Pick out each line with the word "title" from the material that follows.
--------
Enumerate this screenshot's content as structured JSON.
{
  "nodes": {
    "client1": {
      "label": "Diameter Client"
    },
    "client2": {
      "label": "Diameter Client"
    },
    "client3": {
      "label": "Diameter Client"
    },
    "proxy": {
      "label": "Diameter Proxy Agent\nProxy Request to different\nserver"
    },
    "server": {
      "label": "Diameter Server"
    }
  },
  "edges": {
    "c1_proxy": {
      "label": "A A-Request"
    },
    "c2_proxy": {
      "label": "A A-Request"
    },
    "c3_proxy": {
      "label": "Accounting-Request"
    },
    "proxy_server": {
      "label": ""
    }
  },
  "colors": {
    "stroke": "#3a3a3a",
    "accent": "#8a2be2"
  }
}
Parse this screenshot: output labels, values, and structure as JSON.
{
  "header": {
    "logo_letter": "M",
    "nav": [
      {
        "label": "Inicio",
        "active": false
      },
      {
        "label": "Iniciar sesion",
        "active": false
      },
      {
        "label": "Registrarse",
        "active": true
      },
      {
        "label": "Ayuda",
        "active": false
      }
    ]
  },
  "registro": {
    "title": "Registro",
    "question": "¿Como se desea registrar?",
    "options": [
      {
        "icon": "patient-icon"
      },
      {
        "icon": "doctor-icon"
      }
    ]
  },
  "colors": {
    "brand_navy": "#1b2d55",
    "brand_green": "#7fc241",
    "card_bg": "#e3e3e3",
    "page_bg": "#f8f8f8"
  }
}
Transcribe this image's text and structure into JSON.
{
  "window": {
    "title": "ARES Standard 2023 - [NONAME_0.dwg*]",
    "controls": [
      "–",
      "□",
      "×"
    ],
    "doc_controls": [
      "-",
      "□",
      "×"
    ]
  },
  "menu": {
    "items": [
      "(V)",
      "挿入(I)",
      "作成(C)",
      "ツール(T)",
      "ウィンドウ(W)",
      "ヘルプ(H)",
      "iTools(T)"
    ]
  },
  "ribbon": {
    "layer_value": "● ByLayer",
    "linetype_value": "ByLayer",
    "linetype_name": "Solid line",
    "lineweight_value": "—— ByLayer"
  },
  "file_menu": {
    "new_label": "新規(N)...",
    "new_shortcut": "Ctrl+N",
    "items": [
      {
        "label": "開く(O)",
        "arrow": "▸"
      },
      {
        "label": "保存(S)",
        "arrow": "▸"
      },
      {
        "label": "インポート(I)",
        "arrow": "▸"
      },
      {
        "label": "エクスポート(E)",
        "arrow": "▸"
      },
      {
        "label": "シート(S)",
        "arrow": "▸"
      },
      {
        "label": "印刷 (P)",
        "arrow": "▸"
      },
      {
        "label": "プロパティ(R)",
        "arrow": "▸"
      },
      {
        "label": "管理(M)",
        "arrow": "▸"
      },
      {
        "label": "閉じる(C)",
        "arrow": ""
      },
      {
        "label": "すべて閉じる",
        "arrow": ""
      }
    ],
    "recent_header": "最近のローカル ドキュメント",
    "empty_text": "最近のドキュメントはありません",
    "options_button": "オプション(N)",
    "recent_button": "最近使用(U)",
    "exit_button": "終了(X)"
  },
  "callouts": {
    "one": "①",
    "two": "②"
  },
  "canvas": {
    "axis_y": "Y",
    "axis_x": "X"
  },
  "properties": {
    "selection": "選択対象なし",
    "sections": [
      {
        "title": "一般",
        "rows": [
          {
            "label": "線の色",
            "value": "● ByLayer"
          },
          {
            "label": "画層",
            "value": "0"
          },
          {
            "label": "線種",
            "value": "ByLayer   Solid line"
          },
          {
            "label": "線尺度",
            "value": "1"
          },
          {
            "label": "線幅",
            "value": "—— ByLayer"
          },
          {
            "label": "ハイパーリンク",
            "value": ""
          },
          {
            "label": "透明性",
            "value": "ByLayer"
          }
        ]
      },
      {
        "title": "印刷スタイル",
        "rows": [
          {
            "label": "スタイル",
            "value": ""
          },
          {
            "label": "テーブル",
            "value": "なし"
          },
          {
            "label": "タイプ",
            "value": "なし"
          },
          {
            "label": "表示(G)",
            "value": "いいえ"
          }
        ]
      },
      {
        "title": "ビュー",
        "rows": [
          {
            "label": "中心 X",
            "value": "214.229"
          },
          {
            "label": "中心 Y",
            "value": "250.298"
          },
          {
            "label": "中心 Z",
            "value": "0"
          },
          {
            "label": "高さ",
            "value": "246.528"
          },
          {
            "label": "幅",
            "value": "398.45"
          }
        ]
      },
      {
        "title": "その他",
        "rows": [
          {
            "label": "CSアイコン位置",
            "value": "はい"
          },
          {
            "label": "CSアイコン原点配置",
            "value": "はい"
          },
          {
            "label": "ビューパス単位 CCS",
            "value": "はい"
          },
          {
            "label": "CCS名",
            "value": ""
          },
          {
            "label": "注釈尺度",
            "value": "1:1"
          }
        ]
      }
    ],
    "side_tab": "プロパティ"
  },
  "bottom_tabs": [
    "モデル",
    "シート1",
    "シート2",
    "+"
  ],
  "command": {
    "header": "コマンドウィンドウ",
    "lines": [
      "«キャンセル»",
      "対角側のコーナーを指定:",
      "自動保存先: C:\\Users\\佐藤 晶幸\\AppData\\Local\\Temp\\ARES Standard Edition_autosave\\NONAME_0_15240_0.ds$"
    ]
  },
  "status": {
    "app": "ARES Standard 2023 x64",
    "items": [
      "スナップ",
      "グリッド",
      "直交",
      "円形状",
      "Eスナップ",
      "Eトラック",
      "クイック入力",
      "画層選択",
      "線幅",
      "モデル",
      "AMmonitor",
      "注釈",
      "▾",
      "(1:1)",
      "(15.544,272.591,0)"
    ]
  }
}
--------
## Exercise output
    "title": "Registro",
    "title": "ARES Standard 2023 - [NONAME_0.dwg*]",
        "title": "一般",
        "title": "印刷スタイル",
        "title": "ビュー",
        "title": "その他",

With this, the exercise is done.